You wouldn’t expect to see farmsteads and rural homes in a bustling metropolis like Bucharest –Romania’s capital. And yet, nestled in the northern part of city lies one of Europe’s oldest open-air ethnographic museums – the National Village Museum in Bucharest. If you want to experience the folklore and traditional life of the Romanian countryside you should come here. The museum has one of the most interesting collections of rural homes, churches, farmsteads and watermills in the entire Europe.
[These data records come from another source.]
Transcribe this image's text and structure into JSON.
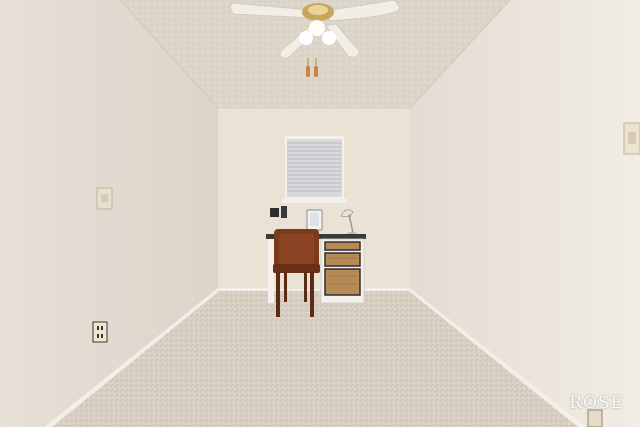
{
  "watermark": {
    "text": "ROSE"
  },
  "colors": {
    "wall_left": "#ece6de",
    "wall_right": "#efe9e2",
    "wall_back": "#ebe2d6",
    "ceiling": "#dcd6ca",
    "carpet": "#d9cfc3",
    "trim": "#f3efe8",
    "desk_white": "#f4f1ec",
    "desk_top": "#3a3a3a",
    "drawer_wicker": "#b58a55",
    "chair_wood": "#7a3a1c",
    "fan_blade": "#f2ede5",
    "fan_brass": "#c8a65a",
    "window_blind": "#d7d9db"
  }
}
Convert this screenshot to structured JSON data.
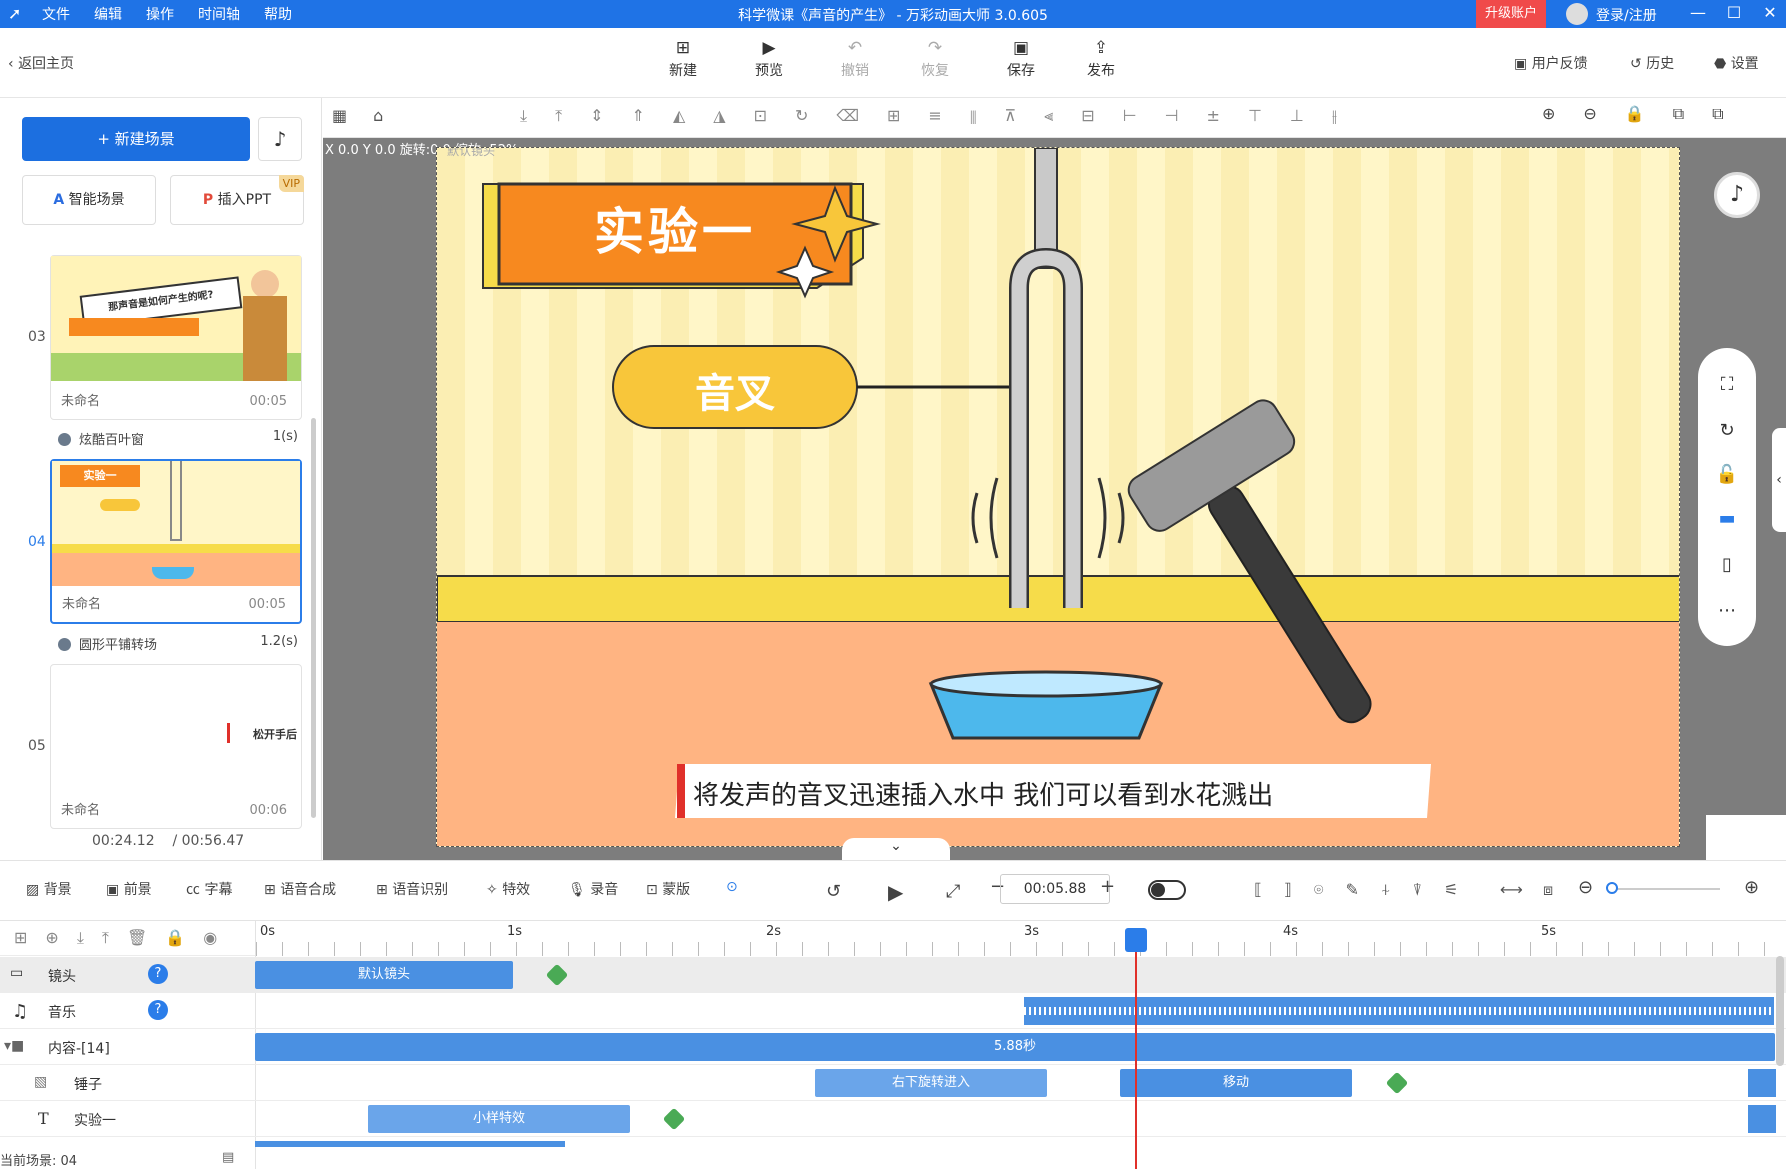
{
  "titlebar": {
    "menus": [
      "文件",
      "编辑",
      "操作",
      "时间轴",
      "帮助"
    ],
    "window_title": "科学微课《声音的产生》 - 万彩动画大师 3.0.605",
    "upgrade": "升级账户",
    "login": "登录/注册"
  },
  "toolbar": {
    "back": "返回主页",
    "buttons": [
      "新建",
      "预览",
      "撤销",
      "恢复",
      "保存",
      "发布"
    ],
    "right_links": [
      "用户反馈",
      "历史",
      "设置"
    ]
  },
  "left": {
    "new_scene": "+ 新建场景",
    "smart_scene": "智能场景",
    "insert_ppt": "插入PPT",
    "vip": "VIP",
    "scenes": [
      {
        "num": "03",
        "name": "未命名",
        "duration": "00:05",
        "caption": "那声音是如何产生的呢?"
      },
      {
        "num": "04",
        "name": "未命名",
        "duration": "00:05",
        "caption": "实验一"
      },
      {
        "num": "05",
        "name": "未命名",
        "duration": "00:06",
        "caption": "松开手后"
      }
    ],
    "transitions": [
      {
        "name": "炫酷百叶窗",
        "duration": "1(s)"
      },
      {
        "name": "圆形平铺转场",
        "duration": "1.2(s)"
      }
    ],
    "current_time": "00:24.12",
    "total_time": "/ 00:56.47"
  },
  "canvas": {
    "coords": "X 0.0 Y 0.0 旋转:0.0 缩放: 52%",
    "lens_label": "默认镜头",
    "banner": "实验一",
    "fork_label": "音叉",
    "subtitle": "将发声的音叉迅速插入水中 我们可以看到水花溅出",
    "colors": {
      "wall": "#fff6c8",
      "stripe": "#fbeeb3",
      "shelf": "#f6dc4a",
      "floor": "#ffb482",
      "banner": "#f7891f"
    }
  },
  "controls": {
    "tools": [
      "背景",
      "前景",
      "字幕",
      "语音合成",
      "语音识别",
      "特效",
      "录音",
      "蒙版"
    ],
    "time": "00:05.88"
  },
  "timeline": {
    "ticks": [
      "0s",
      "1s",
      "2s",
      "3s",
      "4s",
      "5s"
    ],
    "tracks": [
      {
        "name": "镜头",
        "clips": [
          "默认镜头"
        ]
      },
      {
        "name": "音乐",
        "clips": []
      },
      {
        "name": "内容-[14]",
        "clips": [
          "5.88秒"
        ]
      },
      {
        "name": "锤子",
        "clips": [
          "右下旋转进入",
          "移动"
        ]
      },
      {
        "name": "实验一",
        "clips": [
          "小样特效"
        ]
      }
    ],
    "current_scene": "当前场景: 04"
  }
}
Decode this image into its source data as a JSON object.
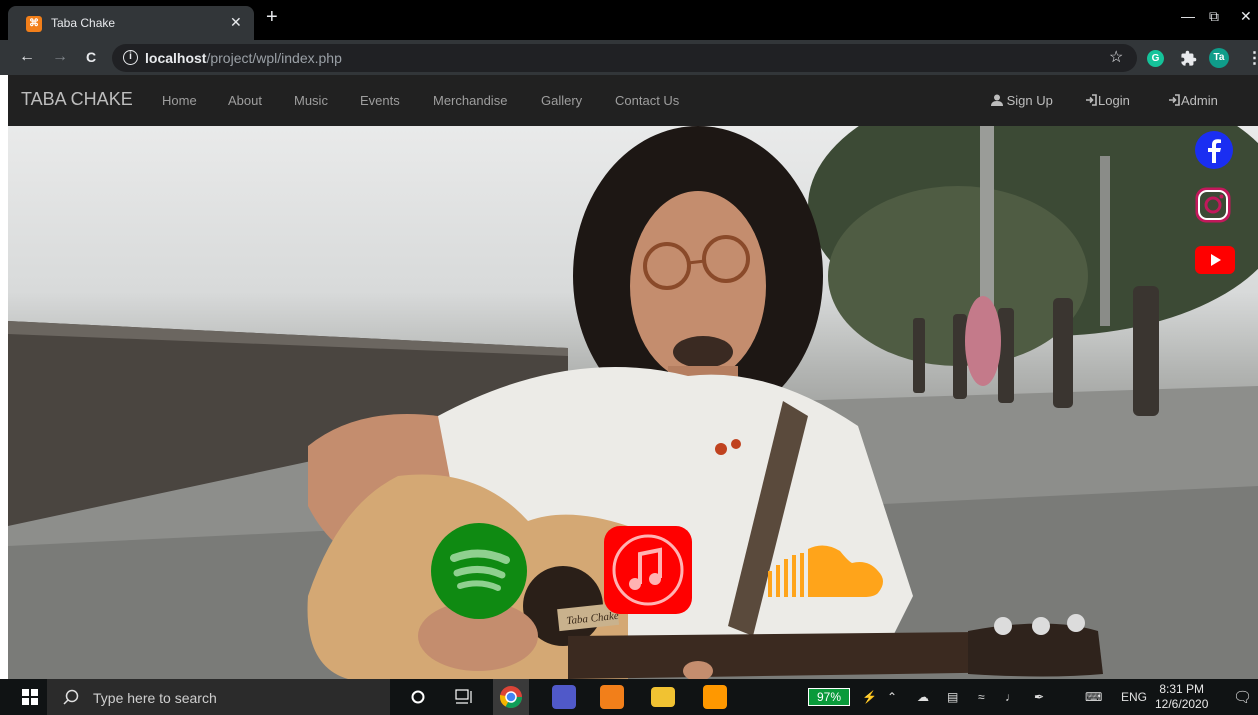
{
  "browser": {
    "tab_title": "Taba Chake",
    "tab_favicon_letter": "⌘",
    "tab_close": "✕",
    "new_tab": "+",
    "back": "←",
    "forward": "→",
    "reload": "C",
    "url_host": "localhost",
    "url_path": "/project/wpl/index.php",
    "star": "☆",
    "ext_grammarly": "G",
    "ext_profile": "Ta",
    "minimize": "—",
    "restore": "⧉",
    "close": "✕"
  },
  "site": {
    "brand": "TABA CHAKE",
    "nav": [
      "Home",
      "About",
      "Music",
      "Events",
      "Merchandise",
      "Gallery",
      "Contact Us"
    ],
    "signup": "Sign Up",
    "login": "Login",
    "admin": "Admin"
  },
  "taskbar": {
    "search_placeholder": "Type here to search",
    "battery": "97%",
    "lang": "ENG",
    "time": "8:31 PM",
    "date": "12/6/2020"
  },
  "colors": {
    "facebook": "#1a2ef2",
    "instagram": "#ffffff",
    "youtube": "#ff0000",
    "spotify": "#0f8a12",
    "apple_music": "#ff0000",
    "soundcloud": "#ffa41a"
  },
  "guitar_label": "Taba Chake"
}
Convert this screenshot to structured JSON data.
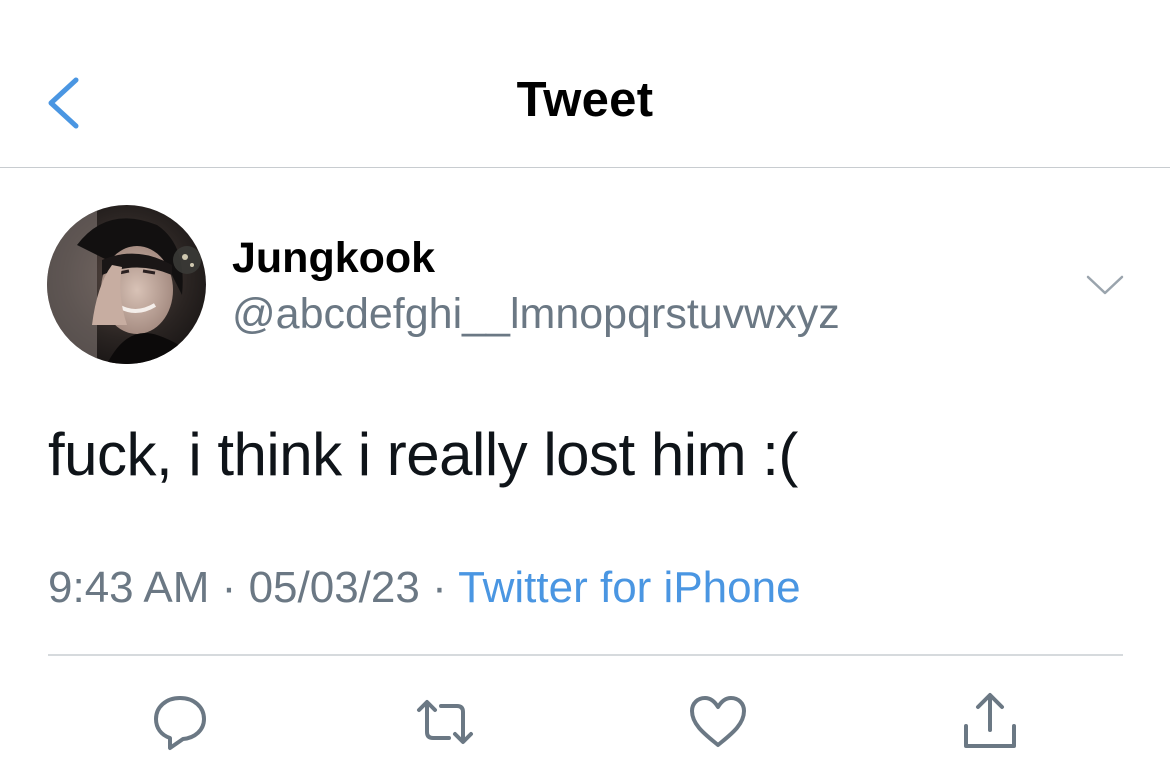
{
  "header": {
    "title": "Tweet",
    "back_icon": "chevron-left-icon"
  },
  "tweet": {
    "author": {
      "display_name": "Jungkook",
      "handle": "@abcdefghi__lmnopqrstuvwxyz"
    },
    "text": "fuck, i think i really lost him :(",
    "meta": {
      "time": "9:43 AM",
      "separator": "·",
      "date": "05/03/23",
      "source": "Twitter for iPhone"
    },
    "actions": [
      "reply-icon",
      "retweet-icon",
      "like-icon",
      "share-icon"
    ]
  },
  "colors": {
    "accent": "#4a96e2",
    "secondary_text": "#6b7884",
    "icon": "#6b7884",
    "primary_text": "#0f1419"
  }
}
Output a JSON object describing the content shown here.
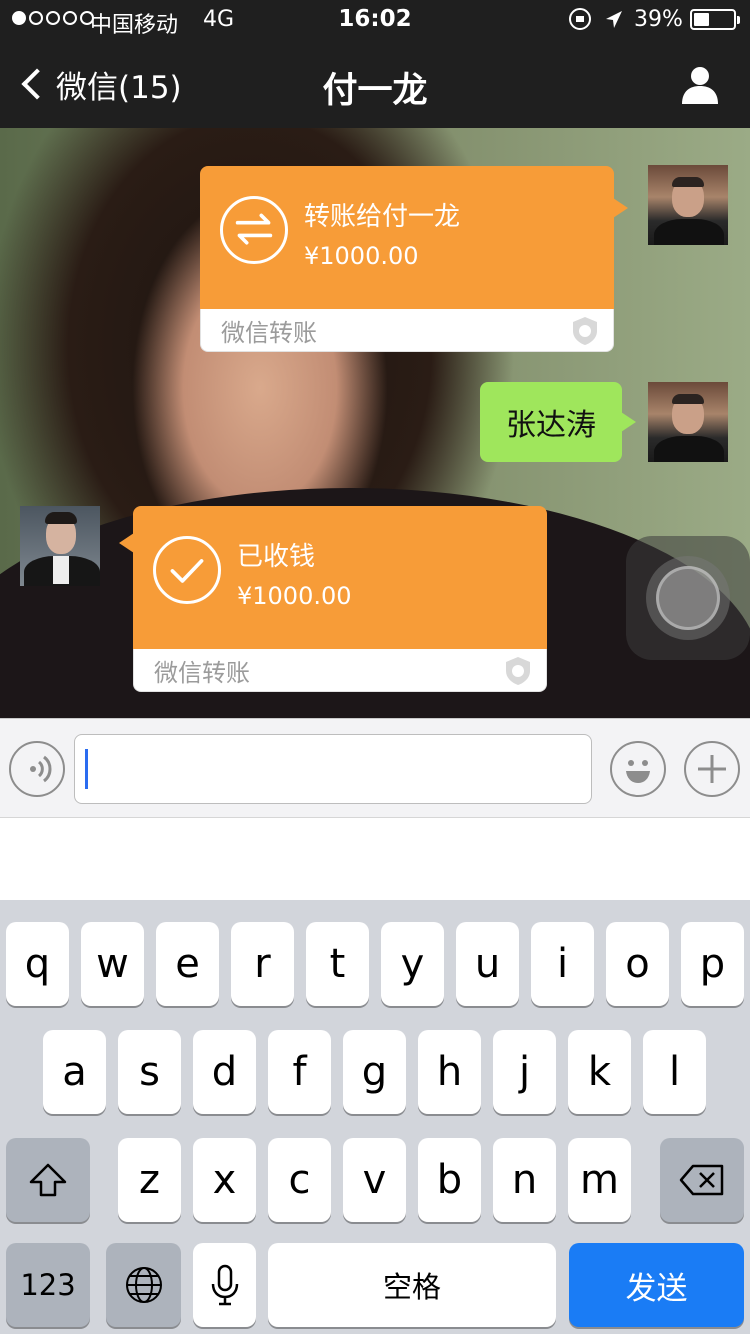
{
  "status_bar": {
    "carrier": "中国移动",
    "network": "4G",
    "time": "16:02",
    "battery": "39%"
  },
  "nav": {
    "back_label": "微信(15)",
    "title": "付一龙"
  },
  "messages": [
    {
      "type": "transfer",
      "sender": "me",
      "title": "转账给付一龙",
      "amount": "¥1000.00",
      "source": "微信转账",
      "icon": "transfer-arrows-icon"
    },
    {
      "type": "text",
      "sender": "me",
      "text": "张达涛"
    },
    {
      "type": "transfer",
      "sender": "friend",
      "title": "已收钱",
      "amount": "¥1000.00",
      "source": "微信转账",
      "icon": "checkmark-icon"
    }
  ],
  "input": {
    "value": ""
  },
  "keyboard": {
    "row1": [
      "q",
      "w",
      "e",
      "r",
      "t",
      "y",
      "u",
      "i",
      "o",
      "p"
    ],
    "row2": [
      "a",
      "s",
      "d",
      "f",
      "g",
      "h",
      "j",
      "k",
      "l"
    ],
    "row3": [
      "z",
      "x",
      "c",
      "v",
      "b",
      "n",
      "m"
    ],
    "mode_label": "123",
    "space_label": "空格",
    "send_label": "发送"
  },
  "colors": {
    "transfer_orange": "#f79c38",
    "text_bubble_green": "#9fe65c",
    "send_blue": "#1a7cf5",
    "caret_blue": "#2a6cf0"
  }
}
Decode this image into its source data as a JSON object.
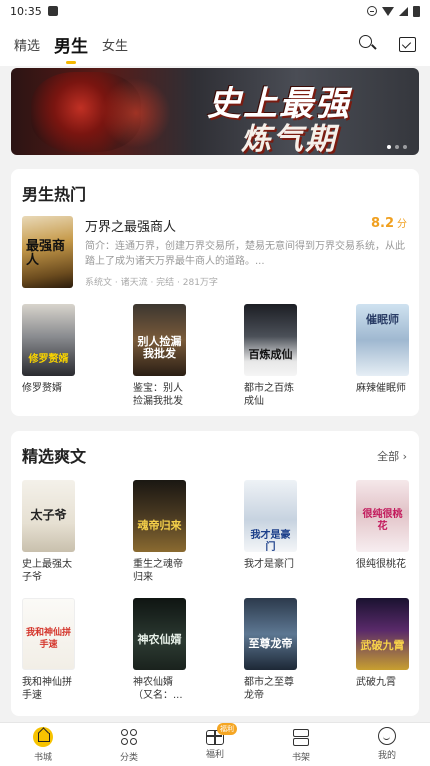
{
  "status_bar": {
    "time": "10:35"
  },
  "top_tabs": [
    {
      "label": "精选",
      "active": false
    },
    {
      "label": "男生",
      "active": true
    },
    {
      "label": "女生",
      "active": false
    }
  ],
  "banner": {
    "line1": "史上最强",
    "line2": "炼气期",
    "slides": 3,
    "current": 1
  },
  "hot_section": {
    "title": "男生热门",
    "featured": {
      "title": "万界之最强商人",
      "cover_text": "最强商人",
      "score": "8.2",
      "score_unit": "分",
      "desc": "简介：连通万界，创建万界交易所，楚易无意间得到万界交易系统，从此踏上了成为诸天万界最牛商人的道路。...",
      "meta": "系统文 · 诸天流 · 完结 · 281万字"
    },
    "books": [
      {
        "title": "修罗赘婿",
        "cover_text": "修罗赘婿"
      },
      {
        "title": "鉴宝：别人捡漏我批发",
        "cover_text": "别人捡漏我批发"
      },
      {
        "title": "都市之百炼成仙",
        "cover_text": "百炼成仙"
      },
      {
        "title": "麻辣催眠师",
        "cover_text": "催眠师"
      }
    ]
  },
  "picks_section": {
    "title": "精选爽文",
    "more": "全部",
    "books": [
      {
        "title": "史上最强太子爷",
        "cover_text": "太子爷"
      },
      {
        "title": "重生之魂帝归来",
        "cover_text": "魂帝归来"
      },
      {
        "title": "我才是豪门",
        "cover_text": "我才是豪门"
      },
      {
        "title": "很纯很桃花",
        "cover_text": "很纯很桃花"
      },
      {
        "title": "我和神仙拼手速",
        "cover_text": "我和神仙拼手速"
      },
      {
        "title": "神农仙婿（又名：...",
        "cover_text": "神农仙婿"
      },
      {
        "title": "都市之至尊龙帝",
        "cover_text": "至尊龙帝"
      },
      {
        "title": "武破九霄",
        "cover_text": "武破九霄"
      }
    ]
  },
  "bottom_nav": [
    {
      "label": "书城",
      "icon": "home-icon",
      "active": true
    },
    {
      "label": "分类",
      "icon": "category-icon"
    },
    {
      "label": "福利",
      "icon": "gift-icon",
      "badge": "福利"
    },
    {
      "label": "书架",
      "icon": "bookshelf-icon"
    },
    {
      "label": "我的",
      "icon": "profile-icon"
    }
  ],
  "colors": {
    "accent": "#f7c300",
    "score": "#f0a020"
  }
}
Walking through Bucharest Village Museum will make you feel like you are in the middle of a real countryside.
A Brief History of Bucharest Village Museum
The Village Museum in Bucharest (Muzeul Satului) was created in 1936 by the sociology Professor Dimitrie Gusti and funded by royal decree. Gusti went around the country and after many years of field research he came up with the idea of creating a Romanian village museum.
Initially the museum started with only a handful of houses, windmills and watermills from various areas of Romania. The buildings have been disassembled and relocated here.
During the second World War the museum faced very difficult times being used for war refugees. The houses and artifacts have fallen into total neglect.
Under the Communist years that followed the museum continued to fall into disrepair. But despite of the harsh political and economic conditions, it managed to survive.
In recent years, with grants received from the European Union, the collection has been restored and has grown into one of the most captivating outdoor ethnographic museums in the world.
What to Expect at Bucharest Village Museum
Today the Village Museum in Bucharest covers almost 25 acres of land. The museum features 272 authentic farms and peasants homes from the 15th to the 19th century gathered from villages in every region of Romania. Some of the houses display kitchen utensils, wool rugs, pottery and old farming tools. Most of these homes are simple wooden huts or basic shacks furnished with benches, stools and very primitive beds.
The structures are made of traditional materials used by the peasants in the course of history (wood, clay, straw and sometimes stone). But the perishable nature of these materials poses a permanent challenge for the museum, as they are very difficult to preserve.
One of the highlights of the museum is the steep belfry of the wooden Maramureş church, complete with beautiful but faded icons.
I found it very interesting that one of the houses was featuring gypsy metal crafts. Like many of the countries in Eastern Europe, Romania is home to a large population of Gypsies whose traditional occupation is metalworking –tinsmiths and blacksmiths. Sadly, in Romania being a Gypsy is the worst social stigma. These dark-skinned people who ramble Romania’s countryside in caravans always lived by their own rules. They never managed to integrate themselves among the country’s white population, therefore remaining outcasts.
Best Time to Visit the Village Museum
Bucharest Village Museum has an ideal location: on the shore of the Herastrau Lake and just adjacent to the park bearing the same name. Strolling through the 25 acres of shaded lanes on the lake shore is just so beautiful!
The museum is open year-round, but the best time to explore it is on a clear sunny day. We visited the museum on a week-end and it was relatively crowded compared to the week-days. But weekends have their own advantages. Being a Saturday, we had the chance to encounter several wedding parties who came to the museum for photo shoots.
All around the area there are small kiosks and tables with home made goods and crafts for sale. You can buy some authentic souvenirs, or traditional bread, pies and cookies at very reasonable prices. Sometimes the museum offers craft programs (pottery, embroidery, etc.)
How to Reach the Bucharest Village Museum
You can reach the Village Museum by bus or by metro, from the center of the city. If you come by metro, take line number 2 and get off at Aviatorilor. But if you don’t want to bother with finding your way around the city, you can take a cab. Taxis are very inexpensive in Bucharest.
A complete tour of the Village Museum in Bucharest takes at least 3-4 hours. However, you can spend a lot more time on the grounds if you want to buy some souvenirs, have a picnic, or enjoy some of the local foods. The museum has a great souvenir shop and a stall selling traditional Romanian sweets and cakes. It even has a restaurant, La Francu, set in an original 19th-century inn.
To visit the museum, you can choose to have a guided tour or a self-guided tour. Guided tours are available in English, French, Spanish, Italian, and Russian, but they require a reservation. If you choose to explore the Village Museum on your own you can rent an audio guides for 50 lei, or 8 lei on your smartphone. Walking the museum grounds is fairly easy, as there are signs both in English and Romanian. Admission fee is very reasonable: 10 Lei (about $3.
Note: while the museum is open on Mondays, the houses are not.
This is a post for The Weekly Postcard Blog Link-up